Task item
Reproduce all of the data word for word.

[Stored data — start]

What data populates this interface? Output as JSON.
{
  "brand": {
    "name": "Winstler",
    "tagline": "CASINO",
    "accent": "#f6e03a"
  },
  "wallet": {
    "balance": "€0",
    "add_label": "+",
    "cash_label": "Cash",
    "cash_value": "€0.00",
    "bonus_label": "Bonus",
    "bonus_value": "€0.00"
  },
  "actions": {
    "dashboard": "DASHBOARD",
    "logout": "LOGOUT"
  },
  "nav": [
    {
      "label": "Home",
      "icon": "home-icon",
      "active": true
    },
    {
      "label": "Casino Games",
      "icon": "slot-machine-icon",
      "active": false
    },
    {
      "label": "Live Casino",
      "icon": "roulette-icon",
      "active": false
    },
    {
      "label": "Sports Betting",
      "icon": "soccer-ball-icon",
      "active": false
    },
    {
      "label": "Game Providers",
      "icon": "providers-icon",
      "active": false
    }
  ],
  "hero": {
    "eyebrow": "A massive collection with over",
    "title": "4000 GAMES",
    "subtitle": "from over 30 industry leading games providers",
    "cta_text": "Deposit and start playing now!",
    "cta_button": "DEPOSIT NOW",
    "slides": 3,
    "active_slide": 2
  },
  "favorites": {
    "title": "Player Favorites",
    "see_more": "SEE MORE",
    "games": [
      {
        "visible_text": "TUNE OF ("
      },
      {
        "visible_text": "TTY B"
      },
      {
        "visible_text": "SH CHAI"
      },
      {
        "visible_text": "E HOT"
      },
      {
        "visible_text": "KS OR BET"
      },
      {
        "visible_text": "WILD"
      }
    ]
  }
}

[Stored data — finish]

Result
What data populates this interface? Output as JSON.
{
  "brand": {
    "name": "Winstler",
    "tagline": "CASINO",
    "accent": "#f6e03a"
  },
  "wallet": {
    "balance": "€0",
    "add_label": "+",
    "cash_label": "Cash",
    "cash_value": "€0.00",
    "bonus_label": "Bonus",
    "bonus_value": "€0.00"
  },
  "actions": {
    "dashboard": "DASHBOARD",
    "logout": "LOGOUT"
  },
  "nav": [
    {
      "label": "Home",
      "icon": "home-icon",
      "active": true
    },
    {
      "label": "Casino Games",
      "icon": "slot-machine-icon",
      "active": false
    },
    {
      "label": "Live Casino",
      "icon": "roulette-icon",
      "active": false
    },
    {
      "label": "Sports Betting",
      "icon": "soccer-ball-icon",
      "active": false
    },
    {
      "label": "Game Providers",
      "icon": "providers-icon",
      "active": false
    }
  ],
  "hero": {
    "eyebrow": "A massive collection with over",
    "title": "4000 GAMES",
    "subtitle": "from over 30 industry leading games providers",
    "cta_text": "Deposit and start playing now!",
    "cta_button": "DEPOSIT NOW",
    "slides": 3,
    "active_slide": 2
  },
  "favorites": {
    "title": "Player Favorites",
    "see_more": "SEE MORE",
    "games": [
      {
        "visible_text": "TUNE OF ("
      },
      {
        "visible_text": "TTY B"
      },
      {
        "visible_text": "SH CHAI"
      },
      {
        "visible_text": "E HOT"
      },
      {
        "visible_text": "KS OR BET"
      },
      {
        "visible_text": "WILD"
      }
    ]
  }
}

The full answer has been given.